22. Sonny Blacks, comp. Calypsoes Souvenir Book of the 1956 Season (Port-of-Spain,
1956), pages not numbered.
23. Raymond Quevedo, History of Calypso, nd. Unpublished fragment.

24. Published in The Yale School of Drama Presents, ed. John Gassner (New York,


Field by the City. And all morning
thin bull dancers, the harsh-throated
scavenger children like bronze toys
dangle the shining day among them.
At this brave play they flicker
no heavier, no thicker than dust
in the bull's stare. I long to imitate
the trumpets of their breath,
the excellence of their small feet
that stamp out the sour air.
Still, I tremble,
knowing the choreograph is death.

Older, I dream behind that laughter
the skull; after the somersaulting
day, perhaps, a wound of darkness
delicate, motionless as horn; after
the flame of their mockery, the smoking
candles of sleep.
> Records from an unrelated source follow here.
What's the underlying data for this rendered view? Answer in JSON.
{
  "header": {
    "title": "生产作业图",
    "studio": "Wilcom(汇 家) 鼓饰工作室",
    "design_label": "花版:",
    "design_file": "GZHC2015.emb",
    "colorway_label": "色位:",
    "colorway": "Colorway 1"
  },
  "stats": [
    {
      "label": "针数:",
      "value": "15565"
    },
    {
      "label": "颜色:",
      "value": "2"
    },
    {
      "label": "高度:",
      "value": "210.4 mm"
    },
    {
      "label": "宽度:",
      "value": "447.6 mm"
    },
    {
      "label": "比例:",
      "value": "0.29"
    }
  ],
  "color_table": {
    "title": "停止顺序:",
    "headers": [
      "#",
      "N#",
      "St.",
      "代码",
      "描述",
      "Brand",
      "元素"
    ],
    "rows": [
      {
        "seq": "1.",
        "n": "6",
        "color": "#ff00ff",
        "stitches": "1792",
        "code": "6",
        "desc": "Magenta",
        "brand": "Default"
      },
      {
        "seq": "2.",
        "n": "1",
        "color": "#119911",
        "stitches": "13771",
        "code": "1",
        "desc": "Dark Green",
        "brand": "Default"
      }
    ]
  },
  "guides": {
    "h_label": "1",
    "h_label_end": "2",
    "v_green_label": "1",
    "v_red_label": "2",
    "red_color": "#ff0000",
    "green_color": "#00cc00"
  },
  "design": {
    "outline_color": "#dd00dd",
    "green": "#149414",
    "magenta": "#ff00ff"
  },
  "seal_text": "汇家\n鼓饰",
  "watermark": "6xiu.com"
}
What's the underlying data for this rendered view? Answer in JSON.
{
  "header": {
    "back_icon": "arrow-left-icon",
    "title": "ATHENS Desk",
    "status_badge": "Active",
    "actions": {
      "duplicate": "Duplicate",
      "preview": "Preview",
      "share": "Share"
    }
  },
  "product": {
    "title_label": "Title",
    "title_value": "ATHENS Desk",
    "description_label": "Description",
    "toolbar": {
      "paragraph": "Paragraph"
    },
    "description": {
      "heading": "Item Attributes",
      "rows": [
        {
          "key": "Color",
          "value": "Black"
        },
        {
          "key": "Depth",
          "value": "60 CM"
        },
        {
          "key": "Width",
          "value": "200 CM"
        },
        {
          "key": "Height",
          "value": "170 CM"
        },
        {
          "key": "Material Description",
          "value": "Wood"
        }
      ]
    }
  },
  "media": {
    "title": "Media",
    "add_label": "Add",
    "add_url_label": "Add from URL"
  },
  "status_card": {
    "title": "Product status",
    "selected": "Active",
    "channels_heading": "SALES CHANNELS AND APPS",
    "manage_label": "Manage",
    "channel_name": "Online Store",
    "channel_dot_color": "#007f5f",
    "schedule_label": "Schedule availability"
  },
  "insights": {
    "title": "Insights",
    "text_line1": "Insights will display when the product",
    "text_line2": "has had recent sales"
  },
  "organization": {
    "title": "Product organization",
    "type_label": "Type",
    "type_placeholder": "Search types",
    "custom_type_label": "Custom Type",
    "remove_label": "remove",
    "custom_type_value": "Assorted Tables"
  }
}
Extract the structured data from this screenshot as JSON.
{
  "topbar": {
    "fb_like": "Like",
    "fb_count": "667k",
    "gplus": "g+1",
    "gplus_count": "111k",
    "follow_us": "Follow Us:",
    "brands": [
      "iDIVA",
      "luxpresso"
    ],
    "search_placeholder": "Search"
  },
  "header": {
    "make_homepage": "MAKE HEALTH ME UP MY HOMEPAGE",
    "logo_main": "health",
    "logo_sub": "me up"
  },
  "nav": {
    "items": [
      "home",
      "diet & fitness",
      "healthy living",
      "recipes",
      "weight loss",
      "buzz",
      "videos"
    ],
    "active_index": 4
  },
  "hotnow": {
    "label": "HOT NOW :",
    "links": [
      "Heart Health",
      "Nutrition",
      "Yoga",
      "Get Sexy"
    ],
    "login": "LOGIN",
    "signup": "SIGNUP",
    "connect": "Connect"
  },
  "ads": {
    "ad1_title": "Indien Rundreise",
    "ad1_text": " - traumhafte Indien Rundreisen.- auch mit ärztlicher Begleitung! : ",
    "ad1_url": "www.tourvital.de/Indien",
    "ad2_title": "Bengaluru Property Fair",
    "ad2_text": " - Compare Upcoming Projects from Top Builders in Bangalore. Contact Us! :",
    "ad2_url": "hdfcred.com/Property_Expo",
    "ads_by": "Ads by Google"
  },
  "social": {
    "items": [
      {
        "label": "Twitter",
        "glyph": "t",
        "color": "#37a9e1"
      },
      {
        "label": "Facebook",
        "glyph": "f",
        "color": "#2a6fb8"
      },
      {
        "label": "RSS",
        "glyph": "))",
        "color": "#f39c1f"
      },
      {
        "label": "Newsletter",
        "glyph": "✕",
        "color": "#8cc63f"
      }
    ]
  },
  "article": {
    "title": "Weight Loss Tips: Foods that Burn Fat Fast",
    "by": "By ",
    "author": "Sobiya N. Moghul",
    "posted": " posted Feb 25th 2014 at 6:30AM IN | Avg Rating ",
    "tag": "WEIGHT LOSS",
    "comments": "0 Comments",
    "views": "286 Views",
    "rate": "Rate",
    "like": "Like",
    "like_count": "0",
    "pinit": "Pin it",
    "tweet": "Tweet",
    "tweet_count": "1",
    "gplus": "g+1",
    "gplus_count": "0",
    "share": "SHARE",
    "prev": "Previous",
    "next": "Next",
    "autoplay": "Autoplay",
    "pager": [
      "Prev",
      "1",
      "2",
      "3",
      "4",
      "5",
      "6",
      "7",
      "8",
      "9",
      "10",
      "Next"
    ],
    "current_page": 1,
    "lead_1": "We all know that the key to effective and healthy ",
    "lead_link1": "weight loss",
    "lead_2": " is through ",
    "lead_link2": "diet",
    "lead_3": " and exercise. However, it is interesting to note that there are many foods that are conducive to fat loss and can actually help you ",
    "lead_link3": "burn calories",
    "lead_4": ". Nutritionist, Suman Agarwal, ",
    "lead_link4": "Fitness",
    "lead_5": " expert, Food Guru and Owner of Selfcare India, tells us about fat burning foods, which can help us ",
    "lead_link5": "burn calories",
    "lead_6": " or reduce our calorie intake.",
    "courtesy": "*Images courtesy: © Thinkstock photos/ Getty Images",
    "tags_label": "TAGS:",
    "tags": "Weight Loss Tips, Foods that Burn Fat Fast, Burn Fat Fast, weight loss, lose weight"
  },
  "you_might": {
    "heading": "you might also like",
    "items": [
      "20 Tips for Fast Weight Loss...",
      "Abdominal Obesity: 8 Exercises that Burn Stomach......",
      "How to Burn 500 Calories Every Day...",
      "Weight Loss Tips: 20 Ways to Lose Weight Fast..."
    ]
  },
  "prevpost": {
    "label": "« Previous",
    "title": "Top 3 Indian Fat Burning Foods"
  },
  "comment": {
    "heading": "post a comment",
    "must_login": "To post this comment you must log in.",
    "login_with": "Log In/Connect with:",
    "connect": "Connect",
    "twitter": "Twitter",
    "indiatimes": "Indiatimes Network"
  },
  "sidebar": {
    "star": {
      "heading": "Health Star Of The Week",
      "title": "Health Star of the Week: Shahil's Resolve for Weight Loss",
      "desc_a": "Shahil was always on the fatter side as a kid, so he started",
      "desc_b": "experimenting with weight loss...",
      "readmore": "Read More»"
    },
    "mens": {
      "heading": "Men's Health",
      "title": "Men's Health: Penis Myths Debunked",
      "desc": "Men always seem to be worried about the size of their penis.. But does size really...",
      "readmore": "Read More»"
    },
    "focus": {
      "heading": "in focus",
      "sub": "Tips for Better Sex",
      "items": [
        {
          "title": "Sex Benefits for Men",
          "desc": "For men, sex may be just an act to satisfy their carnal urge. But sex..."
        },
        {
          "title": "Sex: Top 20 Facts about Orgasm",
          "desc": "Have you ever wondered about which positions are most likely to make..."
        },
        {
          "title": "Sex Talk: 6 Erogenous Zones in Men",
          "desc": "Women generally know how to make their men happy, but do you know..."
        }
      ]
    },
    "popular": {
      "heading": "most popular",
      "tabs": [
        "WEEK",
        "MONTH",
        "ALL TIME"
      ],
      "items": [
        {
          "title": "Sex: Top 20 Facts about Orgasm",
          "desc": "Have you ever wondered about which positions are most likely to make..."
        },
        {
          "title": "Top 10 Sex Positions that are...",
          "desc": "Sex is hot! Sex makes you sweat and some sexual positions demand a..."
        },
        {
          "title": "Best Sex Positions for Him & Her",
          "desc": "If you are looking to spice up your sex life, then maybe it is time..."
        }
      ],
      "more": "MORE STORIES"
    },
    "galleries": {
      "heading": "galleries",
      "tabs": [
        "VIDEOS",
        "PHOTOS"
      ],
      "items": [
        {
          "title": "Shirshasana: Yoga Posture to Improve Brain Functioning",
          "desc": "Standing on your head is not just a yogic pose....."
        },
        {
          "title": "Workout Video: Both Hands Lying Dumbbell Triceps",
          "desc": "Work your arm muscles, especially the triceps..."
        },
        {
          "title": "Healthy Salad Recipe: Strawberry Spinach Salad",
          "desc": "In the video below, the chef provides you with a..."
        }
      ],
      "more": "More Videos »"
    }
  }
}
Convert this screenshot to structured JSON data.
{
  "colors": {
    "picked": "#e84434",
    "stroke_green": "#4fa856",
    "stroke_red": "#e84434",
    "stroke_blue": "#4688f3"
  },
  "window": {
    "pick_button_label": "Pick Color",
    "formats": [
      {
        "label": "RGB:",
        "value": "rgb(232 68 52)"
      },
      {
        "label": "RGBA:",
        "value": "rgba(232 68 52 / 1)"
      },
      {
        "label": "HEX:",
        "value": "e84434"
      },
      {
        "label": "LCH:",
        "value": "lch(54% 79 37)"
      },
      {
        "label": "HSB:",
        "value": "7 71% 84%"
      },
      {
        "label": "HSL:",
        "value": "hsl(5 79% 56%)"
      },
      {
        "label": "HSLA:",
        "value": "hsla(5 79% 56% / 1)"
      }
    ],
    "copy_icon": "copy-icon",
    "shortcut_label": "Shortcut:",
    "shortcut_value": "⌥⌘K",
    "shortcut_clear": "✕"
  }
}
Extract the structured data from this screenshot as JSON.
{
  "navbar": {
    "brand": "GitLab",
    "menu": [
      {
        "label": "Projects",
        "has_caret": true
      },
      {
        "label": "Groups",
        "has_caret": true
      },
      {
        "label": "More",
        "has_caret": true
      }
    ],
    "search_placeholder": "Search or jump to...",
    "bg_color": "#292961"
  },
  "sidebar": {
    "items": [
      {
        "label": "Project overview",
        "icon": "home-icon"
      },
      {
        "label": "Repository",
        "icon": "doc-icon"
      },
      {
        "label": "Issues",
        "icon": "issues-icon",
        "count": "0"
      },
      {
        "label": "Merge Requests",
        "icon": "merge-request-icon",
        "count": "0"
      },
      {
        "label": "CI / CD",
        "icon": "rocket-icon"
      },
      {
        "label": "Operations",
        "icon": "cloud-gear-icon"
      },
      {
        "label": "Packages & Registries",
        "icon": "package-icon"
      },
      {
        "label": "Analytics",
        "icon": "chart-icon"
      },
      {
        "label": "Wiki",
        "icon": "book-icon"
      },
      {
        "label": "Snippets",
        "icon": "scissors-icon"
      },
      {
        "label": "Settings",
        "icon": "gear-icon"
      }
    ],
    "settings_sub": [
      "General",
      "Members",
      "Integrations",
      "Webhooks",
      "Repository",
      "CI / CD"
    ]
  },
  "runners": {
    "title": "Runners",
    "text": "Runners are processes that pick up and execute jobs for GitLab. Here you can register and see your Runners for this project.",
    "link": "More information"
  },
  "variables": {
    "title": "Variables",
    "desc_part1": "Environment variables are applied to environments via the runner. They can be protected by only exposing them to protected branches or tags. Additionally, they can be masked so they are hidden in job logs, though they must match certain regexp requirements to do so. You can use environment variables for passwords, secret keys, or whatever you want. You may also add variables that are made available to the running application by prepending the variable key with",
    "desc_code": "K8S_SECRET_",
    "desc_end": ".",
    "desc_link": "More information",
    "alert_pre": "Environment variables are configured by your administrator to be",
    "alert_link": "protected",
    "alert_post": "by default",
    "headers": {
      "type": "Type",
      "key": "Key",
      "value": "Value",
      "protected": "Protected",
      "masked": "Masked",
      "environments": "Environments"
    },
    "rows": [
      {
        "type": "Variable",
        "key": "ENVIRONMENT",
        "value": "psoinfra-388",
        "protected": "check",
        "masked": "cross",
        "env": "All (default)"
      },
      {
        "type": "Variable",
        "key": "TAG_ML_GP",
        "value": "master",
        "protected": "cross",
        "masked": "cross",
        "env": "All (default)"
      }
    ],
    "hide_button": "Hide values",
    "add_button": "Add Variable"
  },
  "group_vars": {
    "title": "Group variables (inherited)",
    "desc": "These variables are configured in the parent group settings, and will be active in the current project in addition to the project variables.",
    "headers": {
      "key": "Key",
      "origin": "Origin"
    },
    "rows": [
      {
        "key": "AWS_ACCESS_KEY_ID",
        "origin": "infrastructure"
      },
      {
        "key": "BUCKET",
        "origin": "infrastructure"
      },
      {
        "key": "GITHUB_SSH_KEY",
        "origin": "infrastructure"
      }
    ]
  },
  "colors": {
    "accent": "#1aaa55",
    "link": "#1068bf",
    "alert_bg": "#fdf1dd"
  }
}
And I know that
his sharp red victory would leave
unbruised by my cry those rusting springs,
the field's pale flowers, that axle,
to astonish me with their silence -
ah, the indifference of things!

If I were wiser, I would tumble also -
fiesta, wearing my fear like a bright shirt;
leaping, would mock such possible
consummations of pain and joy,
through the violent and persausive air
I too would court the dim beast; dancing
between the desolations
like some wild, brazen boy.